● What the task requires:
Wherever "this" shows up in the records below, copy the whole line.

|---|

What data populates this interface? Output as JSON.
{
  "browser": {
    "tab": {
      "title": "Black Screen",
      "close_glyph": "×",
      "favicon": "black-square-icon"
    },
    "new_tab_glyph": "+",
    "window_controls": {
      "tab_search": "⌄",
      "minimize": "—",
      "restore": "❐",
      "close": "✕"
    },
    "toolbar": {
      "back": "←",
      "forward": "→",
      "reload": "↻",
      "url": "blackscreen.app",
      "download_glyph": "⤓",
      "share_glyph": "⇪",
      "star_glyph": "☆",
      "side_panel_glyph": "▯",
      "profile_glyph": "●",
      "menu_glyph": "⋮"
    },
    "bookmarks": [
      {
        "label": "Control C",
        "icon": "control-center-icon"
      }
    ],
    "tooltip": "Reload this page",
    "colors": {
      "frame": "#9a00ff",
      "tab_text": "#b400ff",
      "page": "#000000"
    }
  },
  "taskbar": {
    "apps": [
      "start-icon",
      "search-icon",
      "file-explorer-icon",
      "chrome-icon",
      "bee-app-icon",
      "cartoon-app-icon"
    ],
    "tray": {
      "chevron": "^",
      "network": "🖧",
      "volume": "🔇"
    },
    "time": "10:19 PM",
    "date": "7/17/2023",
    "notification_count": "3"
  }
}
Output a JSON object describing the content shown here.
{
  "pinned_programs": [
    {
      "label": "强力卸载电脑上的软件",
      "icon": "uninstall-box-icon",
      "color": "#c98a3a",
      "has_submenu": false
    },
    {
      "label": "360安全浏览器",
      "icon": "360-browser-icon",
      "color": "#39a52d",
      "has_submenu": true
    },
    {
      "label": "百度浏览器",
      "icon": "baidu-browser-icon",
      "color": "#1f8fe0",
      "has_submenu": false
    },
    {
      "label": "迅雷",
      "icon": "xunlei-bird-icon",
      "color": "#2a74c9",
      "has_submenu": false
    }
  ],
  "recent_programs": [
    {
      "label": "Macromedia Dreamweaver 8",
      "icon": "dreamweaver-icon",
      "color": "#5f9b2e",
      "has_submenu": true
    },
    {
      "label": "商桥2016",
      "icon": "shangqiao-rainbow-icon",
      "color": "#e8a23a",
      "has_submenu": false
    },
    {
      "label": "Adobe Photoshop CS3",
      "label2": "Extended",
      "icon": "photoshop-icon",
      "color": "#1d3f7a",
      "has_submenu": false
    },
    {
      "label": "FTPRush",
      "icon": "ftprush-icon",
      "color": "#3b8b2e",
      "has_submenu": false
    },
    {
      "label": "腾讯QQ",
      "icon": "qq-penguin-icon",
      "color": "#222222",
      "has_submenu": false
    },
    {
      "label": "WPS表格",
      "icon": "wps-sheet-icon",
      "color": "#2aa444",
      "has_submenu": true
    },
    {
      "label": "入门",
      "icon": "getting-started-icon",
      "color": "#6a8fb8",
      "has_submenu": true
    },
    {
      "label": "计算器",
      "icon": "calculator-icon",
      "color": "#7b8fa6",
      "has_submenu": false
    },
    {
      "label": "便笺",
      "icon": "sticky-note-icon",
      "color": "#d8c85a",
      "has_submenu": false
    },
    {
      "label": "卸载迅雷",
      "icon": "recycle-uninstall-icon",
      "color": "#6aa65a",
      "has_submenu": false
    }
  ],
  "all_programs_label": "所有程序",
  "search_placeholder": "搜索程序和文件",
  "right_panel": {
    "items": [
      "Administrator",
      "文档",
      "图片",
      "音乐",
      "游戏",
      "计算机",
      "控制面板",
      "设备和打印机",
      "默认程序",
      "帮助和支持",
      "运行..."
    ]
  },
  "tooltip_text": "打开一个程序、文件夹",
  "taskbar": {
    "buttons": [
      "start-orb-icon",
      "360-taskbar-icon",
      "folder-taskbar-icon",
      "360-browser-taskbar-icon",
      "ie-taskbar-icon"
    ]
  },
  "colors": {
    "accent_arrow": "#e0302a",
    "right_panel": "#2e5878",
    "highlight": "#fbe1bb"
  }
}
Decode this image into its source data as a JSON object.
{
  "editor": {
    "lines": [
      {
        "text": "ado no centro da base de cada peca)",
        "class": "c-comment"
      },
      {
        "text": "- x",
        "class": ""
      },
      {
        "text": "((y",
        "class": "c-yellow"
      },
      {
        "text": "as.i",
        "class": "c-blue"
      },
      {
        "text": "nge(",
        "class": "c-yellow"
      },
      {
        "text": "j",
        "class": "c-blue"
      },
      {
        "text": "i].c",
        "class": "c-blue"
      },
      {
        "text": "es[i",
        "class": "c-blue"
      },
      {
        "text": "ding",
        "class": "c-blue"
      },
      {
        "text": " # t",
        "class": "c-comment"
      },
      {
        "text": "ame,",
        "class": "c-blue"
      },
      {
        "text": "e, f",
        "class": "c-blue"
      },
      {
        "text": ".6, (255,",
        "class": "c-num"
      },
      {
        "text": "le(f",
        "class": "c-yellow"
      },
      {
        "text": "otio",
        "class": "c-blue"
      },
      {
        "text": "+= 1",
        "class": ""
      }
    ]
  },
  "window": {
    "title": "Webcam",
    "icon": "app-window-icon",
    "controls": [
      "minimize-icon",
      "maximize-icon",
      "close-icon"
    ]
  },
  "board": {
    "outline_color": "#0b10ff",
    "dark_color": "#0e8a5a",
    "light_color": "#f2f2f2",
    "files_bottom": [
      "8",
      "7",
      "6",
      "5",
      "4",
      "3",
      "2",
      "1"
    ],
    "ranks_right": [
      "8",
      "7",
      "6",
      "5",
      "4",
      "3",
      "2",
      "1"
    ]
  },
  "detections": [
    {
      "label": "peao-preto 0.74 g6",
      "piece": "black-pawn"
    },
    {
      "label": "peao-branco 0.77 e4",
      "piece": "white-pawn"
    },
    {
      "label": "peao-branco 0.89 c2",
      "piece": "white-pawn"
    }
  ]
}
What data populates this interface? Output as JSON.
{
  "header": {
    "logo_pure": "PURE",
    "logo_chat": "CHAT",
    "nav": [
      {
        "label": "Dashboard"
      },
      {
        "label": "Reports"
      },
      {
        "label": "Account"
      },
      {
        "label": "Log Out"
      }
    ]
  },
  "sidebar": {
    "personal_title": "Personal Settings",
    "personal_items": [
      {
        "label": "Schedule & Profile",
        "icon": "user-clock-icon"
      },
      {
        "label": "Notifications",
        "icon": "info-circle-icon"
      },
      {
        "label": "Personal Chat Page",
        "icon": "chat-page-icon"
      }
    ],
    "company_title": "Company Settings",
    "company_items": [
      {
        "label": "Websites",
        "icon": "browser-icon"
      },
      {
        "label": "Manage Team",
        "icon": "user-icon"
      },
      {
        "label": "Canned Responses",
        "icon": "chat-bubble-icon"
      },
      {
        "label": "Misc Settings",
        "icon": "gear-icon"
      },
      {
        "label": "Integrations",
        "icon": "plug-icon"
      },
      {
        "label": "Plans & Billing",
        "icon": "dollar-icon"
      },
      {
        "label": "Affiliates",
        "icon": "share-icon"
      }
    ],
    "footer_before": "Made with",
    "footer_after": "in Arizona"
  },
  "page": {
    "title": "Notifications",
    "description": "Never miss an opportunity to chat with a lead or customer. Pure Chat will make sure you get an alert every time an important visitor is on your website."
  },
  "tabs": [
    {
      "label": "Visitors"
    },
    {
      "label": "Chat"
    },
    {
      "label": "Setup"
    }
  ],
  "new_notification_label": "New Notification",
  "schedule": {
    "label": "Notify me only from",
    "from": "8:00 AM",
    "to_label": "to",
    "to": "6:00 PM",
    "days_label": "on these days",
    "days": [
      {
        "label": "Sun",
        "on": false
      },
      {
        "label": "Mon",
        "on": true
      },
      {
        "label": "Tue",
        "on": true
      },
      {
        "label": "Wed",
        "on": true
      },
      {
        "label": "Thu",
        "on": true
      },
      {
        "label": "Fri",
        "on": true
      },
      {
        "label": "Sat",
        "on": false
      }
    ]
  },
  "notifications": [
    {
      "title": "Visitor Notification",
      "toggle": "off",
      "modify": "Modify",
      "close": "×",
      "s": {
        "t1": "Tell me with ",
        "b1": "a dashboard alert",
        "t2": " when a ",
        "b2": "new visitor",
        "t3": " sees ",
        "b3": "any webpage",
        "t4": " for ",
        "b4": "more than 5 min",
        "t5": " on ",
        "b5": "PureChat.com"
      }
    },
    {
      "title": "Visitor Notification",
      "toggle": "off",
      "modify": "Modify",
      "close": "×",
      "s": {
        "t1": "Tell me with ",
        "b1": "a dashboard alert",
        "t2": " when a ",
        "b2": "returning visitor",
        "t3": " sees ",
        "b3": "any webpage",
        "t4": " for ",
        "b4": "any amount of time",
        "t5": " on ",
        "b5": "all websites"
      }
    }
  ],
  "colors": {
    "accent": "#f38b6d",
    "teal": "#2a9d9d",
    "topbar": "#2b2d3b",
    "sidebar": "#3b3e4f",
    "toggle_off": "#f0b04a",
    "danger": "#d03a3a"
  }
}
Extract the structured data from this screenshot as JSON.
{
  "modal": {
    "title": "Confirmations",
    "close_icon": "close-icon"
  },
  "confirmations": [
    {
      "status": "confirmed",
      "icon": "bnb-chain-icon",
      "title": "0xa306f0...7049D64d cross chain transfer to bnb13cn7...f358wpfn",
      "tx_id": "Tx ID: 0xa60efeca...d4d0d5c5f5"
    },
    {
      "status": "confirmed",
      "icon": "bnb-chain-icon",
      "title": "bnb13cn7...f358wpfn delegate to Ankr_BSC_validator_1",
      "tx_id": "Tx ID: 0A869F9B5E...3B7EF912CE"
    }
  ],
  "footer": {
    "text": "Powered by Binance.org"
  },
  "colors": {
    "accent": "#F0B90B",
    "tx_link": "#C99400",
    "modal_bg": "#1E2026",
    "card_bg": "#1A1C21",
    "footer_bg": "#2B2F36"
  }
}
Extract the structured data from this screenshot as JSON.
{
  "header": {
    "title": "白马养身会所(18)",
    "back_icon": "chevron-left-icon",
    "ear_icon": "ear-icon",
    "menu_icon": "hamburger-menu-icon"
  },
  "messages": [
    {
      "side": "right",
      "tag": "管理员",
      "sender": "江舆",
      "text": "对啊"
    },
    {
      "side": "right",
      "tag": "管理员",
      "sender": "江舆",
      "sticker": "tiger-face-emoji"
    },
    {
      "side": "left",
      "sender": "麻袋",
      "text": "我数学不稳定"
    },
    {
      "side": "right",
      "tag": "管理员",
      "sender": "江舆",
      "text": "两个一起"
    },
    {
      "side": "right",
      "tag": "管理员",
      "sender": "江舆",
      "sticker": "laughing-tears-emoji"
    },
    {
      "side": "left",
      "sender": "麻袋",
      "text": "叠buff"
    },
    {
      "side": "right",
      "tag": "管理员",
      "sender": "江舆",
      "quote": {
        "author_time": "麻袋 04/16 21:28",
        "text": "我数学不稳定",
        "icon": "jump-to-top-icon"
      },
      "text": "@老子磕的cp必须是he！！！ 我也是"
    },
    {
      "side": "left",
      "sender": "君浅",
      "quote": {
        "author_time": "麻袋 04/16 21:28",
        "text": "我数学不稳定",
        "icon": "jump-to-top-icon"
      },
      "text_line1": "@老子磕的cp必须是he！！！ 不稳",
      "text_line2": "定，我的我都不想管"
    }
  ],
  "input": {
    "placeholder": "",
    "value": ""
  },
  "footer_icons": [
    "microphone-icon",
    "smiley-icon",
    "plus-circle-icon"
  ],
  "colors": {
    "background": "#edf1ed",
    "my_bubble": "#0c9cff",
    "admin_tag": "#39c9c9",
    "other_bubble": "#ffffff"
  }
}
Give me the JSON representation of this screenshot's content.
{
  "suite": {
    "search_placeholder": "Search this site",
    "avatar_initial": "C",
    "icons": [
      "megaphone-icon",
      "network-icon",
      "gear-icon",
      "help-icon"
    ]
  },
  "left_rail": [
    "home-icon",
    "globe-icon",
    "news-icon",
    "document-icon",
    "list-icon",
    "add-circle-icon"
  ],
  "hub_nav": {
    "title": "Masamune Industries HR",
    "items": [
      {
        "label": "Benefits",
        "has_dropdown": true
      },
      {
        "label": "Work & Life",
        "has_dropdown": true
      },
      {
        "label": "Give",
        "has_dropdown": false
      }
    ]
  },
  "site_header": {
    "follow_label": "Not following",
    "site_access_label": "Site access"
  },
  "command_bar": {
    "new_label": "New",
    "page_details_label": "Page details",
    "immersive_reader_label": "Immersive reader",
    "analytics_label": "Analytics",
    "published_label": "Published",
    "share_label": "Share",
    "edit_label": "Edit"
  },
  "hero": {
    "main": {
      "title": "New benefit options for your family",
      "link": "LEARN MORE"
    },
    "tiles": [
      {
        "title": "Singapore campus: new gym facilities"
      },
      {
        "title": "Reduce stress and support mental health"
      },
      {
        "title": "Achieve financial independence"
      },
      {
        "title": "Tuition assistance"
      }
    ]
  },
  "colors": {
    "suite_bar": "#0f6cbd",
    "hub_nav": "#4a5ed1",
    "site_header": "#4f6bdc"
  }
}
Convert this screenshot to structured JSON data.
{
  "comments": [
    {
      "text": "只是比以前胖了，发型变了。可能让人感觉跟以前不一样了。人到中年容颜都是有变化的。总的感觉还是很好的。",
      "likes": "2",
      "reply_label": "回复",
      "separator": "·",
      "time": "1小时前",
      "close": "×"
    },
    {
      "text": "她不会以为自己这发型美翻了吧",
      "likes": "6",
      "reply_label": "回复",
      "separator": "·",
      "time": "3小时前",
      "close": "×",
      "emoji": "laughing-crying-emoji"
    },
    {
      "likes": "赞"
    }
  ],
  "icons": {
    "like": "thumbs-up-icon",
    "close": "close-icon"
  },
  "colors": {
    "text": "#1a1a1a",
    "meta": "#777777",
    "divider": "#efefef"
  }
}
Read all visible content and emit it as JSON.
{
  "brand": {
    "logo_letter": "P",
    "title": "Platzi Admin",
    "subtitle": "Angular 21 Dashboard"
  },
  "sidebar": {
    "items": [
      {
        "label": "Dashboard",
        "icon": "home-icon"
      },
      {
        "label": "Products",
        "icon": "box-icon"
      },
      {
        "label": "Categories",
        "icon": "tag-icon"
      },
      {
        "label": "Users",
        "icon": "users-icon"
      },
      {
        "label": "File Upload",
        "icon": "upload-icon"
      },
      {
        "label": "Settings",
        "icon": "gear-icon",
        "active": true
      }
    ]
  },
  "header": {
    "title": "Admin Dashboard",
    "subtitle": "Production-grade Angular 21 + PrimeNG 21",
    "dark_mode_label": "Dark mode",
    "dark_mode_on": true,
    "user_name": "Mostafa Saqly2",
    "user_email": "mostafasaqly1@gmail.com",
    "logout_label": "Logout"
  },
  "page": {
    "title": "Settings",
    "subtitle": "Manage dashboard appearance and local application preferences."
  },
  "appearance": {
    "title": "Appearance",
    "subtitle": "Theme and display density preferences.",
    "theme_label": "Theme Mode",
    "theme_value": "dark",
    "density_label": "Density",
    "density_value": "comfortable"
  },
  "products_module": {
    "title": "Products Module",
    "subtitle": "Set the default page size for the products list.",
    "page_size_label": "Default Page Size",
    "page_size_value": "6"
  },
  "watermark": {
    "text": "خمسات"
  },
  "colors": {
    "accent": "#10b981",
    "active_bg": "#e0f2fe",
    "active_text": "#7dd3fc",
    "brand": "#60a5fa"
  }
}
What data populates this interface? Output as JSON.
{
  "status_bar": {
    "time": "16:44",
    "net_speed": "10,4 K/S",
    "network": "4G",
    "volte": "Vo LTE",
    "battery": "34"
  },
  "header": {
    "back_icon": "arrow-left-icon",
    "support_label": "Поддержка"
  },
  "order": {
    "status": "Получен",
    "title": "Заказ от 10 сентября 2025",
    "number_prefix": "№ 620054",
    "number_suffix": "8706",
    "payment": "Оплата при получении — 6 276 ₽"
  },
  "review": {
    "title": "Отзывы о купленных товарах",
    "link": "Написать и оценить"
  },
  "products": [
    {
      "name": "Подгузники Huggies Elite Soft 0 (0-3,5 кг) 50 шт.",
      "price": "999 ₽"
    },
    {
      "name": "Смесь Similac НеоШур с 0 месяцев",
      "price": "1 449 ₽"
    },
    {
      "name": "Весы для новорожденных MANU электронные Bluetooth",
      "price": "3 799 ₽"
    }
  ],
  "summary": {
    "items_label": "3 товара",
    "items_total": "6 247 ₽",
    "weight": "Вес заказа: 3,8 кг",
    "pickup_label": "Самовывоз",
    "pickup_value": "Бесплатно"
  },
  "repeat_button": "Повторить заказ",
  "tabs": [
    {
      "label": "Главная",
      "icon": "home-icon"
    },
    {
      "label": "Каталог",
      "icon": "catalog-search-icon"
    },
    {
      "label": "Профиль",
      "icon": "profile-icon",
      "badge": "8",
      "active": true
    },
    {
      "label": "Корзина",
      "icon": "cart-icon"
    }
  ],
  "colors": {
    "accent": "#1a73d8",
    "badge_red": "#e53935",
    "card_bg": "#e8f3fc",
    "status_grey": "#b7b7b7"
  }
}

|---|

● Your response:
What data populates this interface? Output as JSON.
    "tooltip": "Reload this page",
Decode this image into its source data as a JSON object.
What data populates this interface? Output as JSON.
Extract the structured data from this screenshot as JSON.
Extract the structured data from this screenshot as JSON.
Give me the JSON representation of this screenshot's content.
    "search_placeholder": "Search this site",
Convert this screenshot to structured JSON data.
What data populates this interface? Output as JSON.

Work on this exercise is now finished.